Last Updated Jul 12, 2017 at 12:11 pm EDT

The nearly two dozen people who were forced out of their homes in Chinatown overnight after a building under renovation partially collapsed have since been allowed to return home.

Emergency crews were called to 365-367 Spadina Ave. near Cecil Street just before 7:30 p.m. on Tuesday. The building is owned by the Yonge Street Mission.

The building – which has apartments on the two upper floors and commercial properties on the ground floor – was deemed unsafe by an engineer after the incident. Toronto police said the roof partially collapsed.

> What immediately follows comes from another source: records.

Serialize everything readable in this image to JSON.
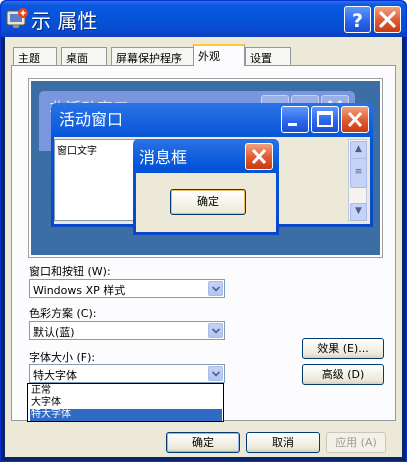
{
  "window": {
    "title": "示 属性"
  },
  "titlebar_buttons": {
    "help": "help-icon",
    "close": "close-icon"
  },
  "tabs": [
    {
      "label": "主题"
    },
    {
      "label": "桌面"
    },
    {
      "label": "屏幕保护程序"
    },
    {
      "label": "外观",
      "active": true
    },
    {
      "label": "设置"
    }
  ],
  "preview": {
    "inactive_title": "非活动窗口",
    "active_title": "活动窗口",
    "window_text": "窗口文字",
    "msgbox_title": "消息框",
    "msgbox_ok": "确定"
  },
  "form": {
    "window_buttons_label": "窗口和按钮 (W):",
    "window_buttons_value": "Windows XP 样式",
    "color_scheme_label": "色彩方案 (C):",
    "color_scheme_value": "默认(蓝)",
    "font_size_label": "字体大小 (F):",
    "font_size_value": "特大字体",
    "font_size_options": [
      "正常",
      "大字体",
      "特大字体"
    ],
    "effects_button": "效果 (E)...",
    "advanced_button": "高级 (D)"
  },
  "footer": {
    "ok": "确定",
    "cancel": "取消",
    "apply": "应用 (A)"
  },
  "colors": {
    "titlebar": "#0454d8",
    "desktop_preview": "#3a6ea5",
    "selection": "#316ac5",
    "dialog_face": "#ece9d8"
  }
}
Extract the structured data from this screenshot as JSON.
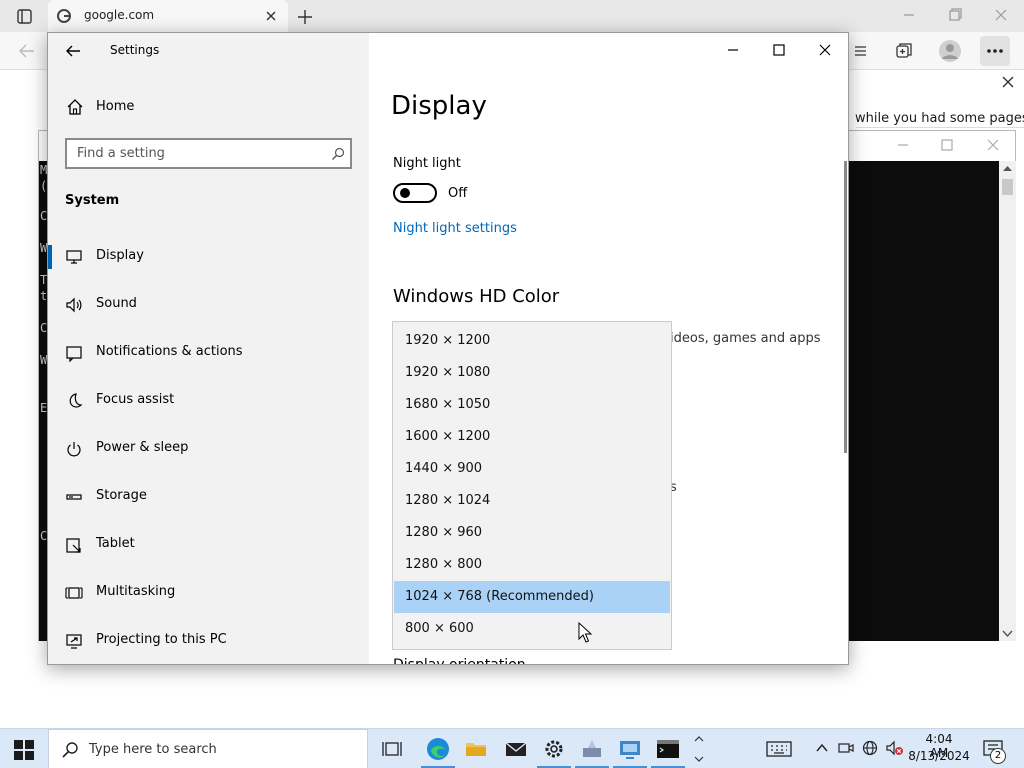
{
  "browser": {
    "tab_title": "google.com",
    "infobar_text": "while you had some pages"
  },
  "console": {
    "visible_chars": [
      "M",
      "(",
      "C",
      "W",
      "T",
      "t",
      "C",
      "W",
      "E",
      "C"
    ]
  },
  "settings": {
    "window_title": "Settings",
    "home_label": "Home",
    "search_placeholder": "Find a setting",
    "section_label": "System",
    "nav": [
      {
        "label": "Display",
        "icon": "display-icon",
        "selected": true
      },
      {
        "label": "Sound",
        "icon": "sound-icon"
      },
      {
        "label": "Notifications & actions",
        "icon": "notifications-icon"
      },
      {
        "label": "Focus assist",
        "icon": "focus-assist-icon"
      },
      {
        "label": "Power & sleep",
        "icon": "power-icon"
      },
      {
        "label": "Storage",
        "icon": "storage-icon"
      },
      {
        "label": "Tablet",
        "icon": "tablet-icon"
      },
      {
        "label": "Multitasking",
        "icon": "multitasking-icon"
      },
      {
        "label": "Projecting to this PC",
        "icon": "projecting-icon"
      }
    ],
    "page_title": "Display",
    "night_light": {
      "label": "Night light",
      "state": "Off",
      "link": "Night light settings"
    },
    "hd_color": {
      "heading": "Windows HD Color",
      "desc_fragment": "ideos, games and apps",
      "below_fragment": "s"
    },
    "orientation_label": "Display orientation",
    "resolution_options": [
      "1920 × 1200",
      "1920 × 1080",
      "1680 × 1050",
      "1600 × 1200",
      "1440 × 900",
      "1280 × 1024",
      "1280 × 960",
      "1280 × 800",
      "1024 × 768 (Recommended)",
      "800 × 600"
    ],
    "selected_resolution": "1024 × 768 (Recommended)"
  },
  "taskbar": {
    "search_placeholder": "Type here to search",
    "time": "4:04 AM",
    "date": "8/13/2024",
    "notification_count": "2"
  },
  "colors": {
    "accent": "#0063b1",
    "link": "#0067b8",
    "selected_option": "#a9d2f6",
    "taskbar": "#dbe8f7"
  }
}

On Tuesday, police said the two buildings next door were not safe for residents to occupy. Around 20 people from those adjacent buildings were forced out of their homes, but were giving the all-clear to return on Wednesday morning.

Iris Ibarra, a spokesperson with the Yonge Street Mission, told 680 NEWS the plan is have to combine 365-367 Spadina into one building and move their youth drop-in centre on Yonge Street into the new building.

Police said the renovation was being done without a permit, but Ibarra said all the proper paperwork was in place for the project.

“In terms of having all of our boxes checked, we were approved to do all of this. We have all of the right permits in place from the City of Toronto in order to start this project,” Ibarra said.

She said the plan involves demolishing everything except the foundation and building a new youth drop-in centre on top of that foundation.

“We are working to build it all up again. We are all planning on having it built brand new, which is why we are demolishing it. We do want to make sure we have a state-of-the-art building when we are ready to open to the street youth,” Ibarra said.

She said the project developers are working with the Ministry of Labour to determine the integrity of the structure.

Ibarra said the demolition started at the beginning of the year and that the new building is expected to be ready near the end of the year. However, it is not clear how the setback will affect the move-in date.

With files from Charlene Close